Violent clashes broke out between police and protestors in Hong Kong late Monday night (Feb. 8), resulting in 44 police injuries and 24 arrests.
Two warning shots were fired by officers after midnight, in a city where police rarely draw their guns.
The fighting began after Hong Kong police tried to issue tickets to unlicensed street food sellers in Mong Kok, a working class neighborhood.
But the scale and the ferociousness of the fighting, which led to the temporary shutdown of a major subway station, point to motivations that go far beyond the plight of a few hawkers.
Instead, the violence appears to be borne out of a deep-seated mistrust about the direction Hong Kong is headed, under the leadership of a government that too often looks like it listens to Beijing more than its own people.

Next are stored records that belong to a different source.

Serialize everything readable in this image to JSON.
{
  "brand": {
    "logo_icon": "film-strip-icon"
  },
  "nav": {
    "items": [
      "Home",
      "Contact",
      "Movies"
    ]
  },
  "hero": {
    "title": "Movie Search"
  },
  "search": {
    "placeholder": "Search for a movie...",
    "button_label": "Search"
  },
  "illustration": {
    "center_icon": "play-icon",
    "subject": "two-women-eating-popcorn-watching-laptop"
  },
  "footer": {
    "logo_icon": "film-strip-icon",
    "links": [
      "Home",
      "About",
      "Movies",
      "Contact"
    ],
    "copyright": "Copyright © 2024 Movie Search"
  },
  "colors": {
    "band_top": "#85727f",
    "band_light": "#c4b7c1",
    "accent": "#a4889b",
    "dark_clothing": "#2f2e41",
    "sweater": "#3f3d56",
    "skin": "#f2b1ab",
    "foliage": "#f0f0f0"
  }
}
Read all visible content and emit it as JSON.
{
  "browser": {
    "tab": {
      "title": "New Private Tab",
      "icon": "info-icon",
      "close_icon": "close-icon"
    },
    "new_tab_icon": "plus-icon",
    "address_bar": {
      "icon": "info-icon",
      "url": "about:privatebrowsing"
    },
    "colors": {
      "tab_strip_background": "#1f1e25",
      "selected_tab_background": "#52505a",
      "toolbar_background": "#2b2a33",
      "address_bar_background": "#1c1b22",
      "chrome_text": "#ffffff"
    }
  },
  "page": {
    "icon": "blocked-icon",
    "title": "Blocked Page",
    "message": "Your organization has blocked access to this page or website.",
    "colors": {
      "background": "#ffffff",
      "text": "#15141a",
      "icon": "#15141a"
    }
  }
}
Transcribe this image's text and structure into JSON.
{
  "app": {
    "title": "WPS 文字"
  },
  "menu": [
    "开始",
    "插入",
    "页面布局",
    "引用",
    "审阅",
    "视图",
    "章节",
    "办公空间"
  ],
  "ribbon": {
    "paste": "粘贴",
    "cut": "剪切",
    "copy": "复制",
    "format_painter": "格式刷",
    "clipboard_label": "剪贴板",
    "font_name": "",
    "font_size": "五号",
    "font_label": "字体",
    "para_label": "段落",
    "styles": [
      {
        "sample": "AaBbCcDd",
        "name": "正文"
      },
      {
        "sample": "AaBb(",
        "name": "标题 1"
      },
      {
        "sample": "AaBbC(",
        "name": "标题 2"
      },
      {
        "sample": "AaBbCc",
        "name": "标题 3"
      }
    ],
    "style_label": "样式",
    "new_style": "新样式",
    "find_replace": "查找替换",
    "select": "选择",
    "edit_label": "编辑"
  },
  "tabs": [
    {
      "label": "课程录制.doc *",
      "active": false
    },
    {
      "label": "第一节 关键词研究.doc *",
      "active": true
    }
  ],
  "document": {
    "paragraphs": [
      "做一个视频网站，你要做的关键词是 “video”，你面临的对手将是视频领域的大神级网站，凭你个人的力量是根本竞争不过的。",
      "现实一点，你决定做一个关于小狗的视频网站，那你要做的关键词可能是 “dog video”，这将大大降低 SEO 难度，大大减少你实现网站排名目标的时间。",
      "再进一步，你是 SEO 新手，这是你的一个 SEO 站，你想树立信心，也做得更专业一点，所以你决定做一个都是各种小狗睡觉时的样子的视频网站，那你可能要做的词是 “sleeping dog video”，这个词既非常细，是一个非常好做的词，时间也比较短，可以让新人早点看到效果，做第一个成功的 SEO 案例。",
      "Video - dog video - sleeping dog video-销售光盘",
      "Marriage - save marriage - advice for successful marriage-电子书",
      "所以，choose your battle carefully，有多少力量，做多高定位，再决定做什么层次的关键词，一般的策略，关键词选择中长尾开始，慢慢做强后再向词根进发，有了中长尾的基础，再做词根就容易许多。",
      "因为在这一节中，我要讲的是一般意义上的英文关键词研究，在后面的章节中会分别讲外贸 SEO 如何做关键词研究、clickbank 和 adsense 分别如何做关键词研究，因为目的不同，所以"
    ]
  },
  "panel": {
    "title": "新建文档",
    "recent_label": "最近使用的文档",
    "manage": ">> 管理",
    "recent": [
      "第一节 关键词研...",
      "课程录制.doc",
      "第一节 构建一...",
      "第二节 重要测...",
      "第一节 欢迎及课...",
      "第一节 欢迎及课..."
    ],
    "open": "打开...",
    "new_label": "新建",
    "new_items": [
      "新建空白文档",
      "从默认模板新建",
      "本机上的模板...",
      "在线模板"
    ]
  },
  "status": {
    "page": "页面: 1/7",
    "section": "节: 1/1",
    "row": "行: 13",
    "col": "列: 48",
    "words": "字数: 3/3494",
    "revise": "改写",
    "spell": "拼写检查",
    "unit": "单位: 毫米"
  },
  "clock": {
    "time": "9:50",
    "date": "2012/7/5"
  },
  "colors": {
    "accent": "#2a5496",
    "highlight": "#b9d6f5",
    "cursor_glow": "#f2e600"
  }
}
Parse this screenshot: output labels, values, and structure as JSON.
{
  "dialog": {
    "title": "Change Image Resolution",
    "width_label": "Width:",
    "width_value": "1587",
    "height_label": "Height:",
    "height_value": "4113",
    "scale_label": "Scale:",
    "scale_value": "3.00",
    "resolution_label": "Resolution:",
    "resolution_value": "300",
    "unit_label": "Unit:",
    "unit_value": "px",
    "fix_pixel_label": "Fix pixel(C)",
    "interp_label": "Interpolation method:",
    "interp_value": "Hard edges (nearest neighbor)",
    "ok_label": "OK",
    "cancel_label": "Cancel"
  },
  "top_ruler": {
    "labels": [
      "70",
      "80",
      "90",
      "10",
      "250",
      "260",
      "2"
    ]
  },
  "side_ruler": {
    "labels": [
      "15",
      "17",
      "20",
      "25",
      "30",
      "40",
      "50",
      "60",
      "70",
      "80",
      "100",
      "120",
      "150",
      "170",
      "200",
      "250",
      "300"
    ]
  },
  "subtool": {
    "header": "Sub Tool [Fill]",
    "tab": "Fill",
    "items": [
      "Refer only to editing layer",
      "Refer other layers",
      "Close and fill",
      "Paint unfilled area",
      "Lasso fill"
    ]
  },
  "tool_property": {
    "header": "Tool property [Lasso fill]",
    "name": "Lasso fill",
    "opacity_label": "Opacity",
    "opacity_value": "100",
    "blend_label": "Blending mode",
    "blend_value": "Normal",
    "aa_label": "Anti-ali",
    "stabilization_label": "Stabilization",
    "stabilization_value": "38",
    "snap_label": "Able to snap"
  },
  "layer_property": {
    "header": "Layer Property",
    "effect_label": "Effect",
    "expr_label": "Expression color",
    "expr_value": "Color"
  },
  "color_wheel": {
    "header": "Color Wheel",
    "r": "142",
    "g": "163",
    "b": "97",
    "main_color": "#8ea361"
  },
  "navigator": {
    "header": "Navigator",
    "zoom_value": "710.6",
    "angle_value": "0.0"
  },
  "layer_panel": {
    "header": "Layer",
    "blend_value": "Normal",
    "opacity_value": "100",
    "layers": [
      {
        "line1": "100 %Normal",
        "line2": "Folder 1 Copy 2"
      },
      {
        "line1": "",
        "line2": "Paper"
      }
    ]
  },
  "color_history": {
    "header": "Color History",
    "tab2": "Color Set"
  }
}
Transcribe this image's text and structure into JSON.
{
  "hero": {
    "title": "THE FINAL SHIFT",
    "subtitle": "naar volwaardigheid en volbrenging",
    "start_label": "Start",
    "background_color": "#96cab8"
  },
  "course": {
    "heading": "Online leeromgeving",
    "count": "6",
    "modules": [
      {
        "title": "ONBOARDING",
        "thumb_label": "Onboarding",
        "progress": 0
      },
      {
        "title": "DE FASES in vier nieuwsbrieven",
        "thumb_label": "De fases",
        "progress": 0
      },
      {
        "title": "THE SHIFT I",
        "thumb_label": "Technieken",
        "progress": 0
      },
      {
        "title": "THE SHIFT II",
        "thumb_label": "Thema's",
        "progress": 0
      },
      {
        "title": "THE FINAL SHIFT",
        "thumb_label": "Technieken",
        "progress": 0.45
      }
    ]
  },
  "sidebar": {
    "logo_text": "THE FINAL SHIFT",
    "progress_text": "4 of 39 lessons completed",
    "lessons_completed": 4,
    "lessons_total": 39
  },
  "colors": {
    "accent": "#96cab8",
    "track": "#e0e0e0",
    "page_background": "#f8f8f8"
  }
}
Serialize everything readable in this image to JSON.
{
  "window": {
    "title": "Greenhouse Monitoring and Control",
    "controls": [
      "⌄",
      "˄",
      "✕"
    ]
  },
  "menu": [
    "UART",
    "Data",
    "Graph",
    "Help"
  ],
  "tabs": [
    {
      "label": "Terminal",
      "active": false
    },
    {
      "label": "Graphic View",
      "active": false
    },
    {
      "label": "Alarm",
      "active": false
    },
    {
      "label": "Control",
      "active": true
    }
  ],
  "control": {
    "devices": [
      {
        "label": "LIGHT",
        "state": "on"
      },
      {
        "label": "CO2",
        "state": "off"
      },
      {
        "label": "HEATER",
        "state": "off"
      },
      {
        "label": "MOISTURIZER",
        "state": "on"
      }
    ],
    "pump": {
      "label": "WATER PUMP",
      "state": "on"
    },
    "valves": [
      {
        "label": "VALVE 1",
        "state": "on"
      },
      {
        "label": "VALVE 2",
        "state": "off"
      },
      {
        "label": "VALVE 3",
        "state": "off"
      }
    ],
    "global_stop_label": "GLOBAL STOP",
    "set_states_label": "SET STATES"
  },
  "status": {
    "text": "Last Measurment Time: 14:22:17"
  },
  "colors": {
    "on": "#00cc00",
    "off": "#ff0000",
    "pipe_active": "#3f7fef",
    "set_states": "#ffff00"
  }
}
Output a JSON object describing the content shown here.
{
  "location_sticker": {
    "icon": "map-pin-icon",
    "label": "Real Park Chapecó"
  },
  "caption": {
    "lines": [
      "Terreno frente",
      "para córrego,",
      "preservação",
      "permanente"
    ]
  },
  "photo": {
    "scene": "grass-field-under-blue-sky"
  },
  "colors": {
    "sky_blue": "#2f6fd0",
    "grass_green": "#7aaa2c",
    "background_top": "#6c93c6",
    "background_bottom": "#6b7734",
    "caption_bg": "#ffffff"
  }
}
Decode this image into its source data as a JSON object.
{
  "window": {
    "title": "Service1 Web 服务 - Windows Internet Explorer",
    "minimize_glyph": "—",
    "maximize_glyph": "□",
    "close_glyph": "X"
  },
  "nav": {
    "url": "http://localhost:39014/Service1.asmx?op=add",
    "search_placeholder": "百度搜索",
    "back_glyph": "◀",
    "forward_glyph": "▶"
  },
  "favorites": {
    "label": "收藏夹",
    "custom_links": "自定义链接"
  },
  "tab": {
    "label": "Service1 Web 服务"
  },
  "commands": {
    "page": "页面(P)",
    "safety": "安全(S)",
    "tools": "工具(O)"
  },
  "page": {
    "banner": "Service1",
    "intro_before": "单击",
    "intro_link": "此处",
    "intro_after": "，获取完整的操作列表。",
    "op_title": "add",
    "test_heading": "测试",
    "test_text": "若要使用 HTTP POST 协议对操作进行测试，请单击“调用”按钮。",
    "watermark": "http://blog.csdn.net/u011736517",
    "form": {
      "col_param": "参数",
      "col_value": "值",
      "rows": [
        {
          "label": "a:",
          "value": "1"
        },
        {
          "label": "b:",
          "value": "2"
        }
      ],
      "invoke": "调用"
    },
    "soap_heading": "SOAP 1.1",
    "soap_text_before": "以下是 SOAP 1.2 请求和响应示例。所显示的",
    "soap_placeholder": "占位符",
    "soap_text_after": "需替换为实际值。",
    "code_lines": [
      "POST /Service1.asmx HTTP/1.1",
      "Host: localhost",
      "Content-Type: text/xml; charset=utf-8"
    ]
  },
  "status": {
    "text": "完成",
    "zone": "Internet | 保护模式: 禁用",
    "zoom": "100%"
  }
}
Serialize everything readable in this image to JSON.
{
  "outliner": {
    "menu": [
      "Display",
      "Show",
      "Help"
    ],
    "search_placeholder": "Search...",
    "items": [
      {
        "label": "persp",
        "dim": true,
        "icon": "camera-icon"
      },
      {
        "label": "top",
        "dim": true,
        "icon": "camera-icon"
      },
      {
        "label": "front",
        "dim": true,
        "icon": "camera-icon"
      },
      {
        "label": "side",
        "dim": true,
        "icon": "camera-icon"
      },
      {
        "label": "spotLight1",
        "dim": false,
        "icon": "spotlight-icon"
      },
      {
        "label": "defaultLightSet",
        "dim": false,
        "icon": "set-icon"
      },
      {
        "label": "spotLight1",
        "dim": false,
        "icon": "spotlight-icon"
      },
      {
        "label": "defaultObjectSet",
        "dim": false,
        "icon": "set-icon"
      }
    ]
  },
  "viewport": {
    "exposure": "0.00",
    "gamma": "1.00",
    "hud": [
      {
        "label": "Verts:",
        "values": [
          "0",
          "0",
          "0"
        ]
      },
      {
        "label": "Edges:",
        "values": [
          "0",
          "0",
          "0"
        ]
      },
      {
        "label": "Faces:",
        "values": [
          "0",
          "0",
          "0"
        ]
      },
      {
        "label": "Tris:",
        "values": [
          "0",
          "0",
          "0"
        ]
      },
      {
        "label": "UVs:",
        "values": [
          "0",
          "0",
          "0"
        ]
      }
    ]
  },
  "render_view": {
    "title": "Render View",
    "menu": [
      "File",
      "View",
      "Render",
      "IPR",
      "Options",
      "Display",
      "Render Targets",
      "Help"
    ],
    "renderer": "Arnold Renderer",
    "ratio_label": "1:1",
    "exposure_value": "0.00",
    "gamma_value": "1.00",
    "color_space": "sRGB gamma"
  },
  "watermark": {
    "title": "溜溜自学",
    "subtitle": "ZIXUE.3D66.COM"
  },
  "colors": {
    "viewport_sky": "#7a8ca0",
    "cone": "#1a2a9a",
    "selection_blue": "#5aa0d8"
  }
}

Two warning shots were fired by police at 2am.
Hong Kong’s “Umbrella Movement” shut down the center of town for months in 2014, ending without the government giving any ground on the voting rules that sparked the protests in the first place. But anger at the Beijing-backed government has simmered below the surface. Mong Kok was the site of a parallel protest in 2014 that expanded beyond students to retirees and blue-collar workers concerned about the Communist Party’s reach into Hong Kong.
Since then, Beijing’s grip on the city has only tightened. Once thought impossible, some Hong Kong residents were recently abducted from Hong Kong soil by mainland Chinese authorities, to be brought in for questioning across the border. Their “crime” was operating a bookstore that dealt in gossipy titles full of stories about China’s top leaders.
A number of those fighting with police on Monday night were identified as being part of Hong Kong’s “Localist” movement. The term refers to a range of protest groups that are calling for various degrees of independence or autonomy from Beijing control. The spokesperson of one Localist group, Hong Kong Indigenous, was arrested, according to a Facebook post by Real Hong Kong News:
Protesters pointed to the long tradition of allowing unlicensed vendors to sell snacks on the first three days of Chinese New Year, which began on Monday. The protest over an attempt to clear street vendors escalated after riot police arrived on the scene with batons, shields, and pepper spray, say protestors. Meanwhile police told the South China Morning Post (paywall) that “radical elements” were armed with shields and “self-made weapons.”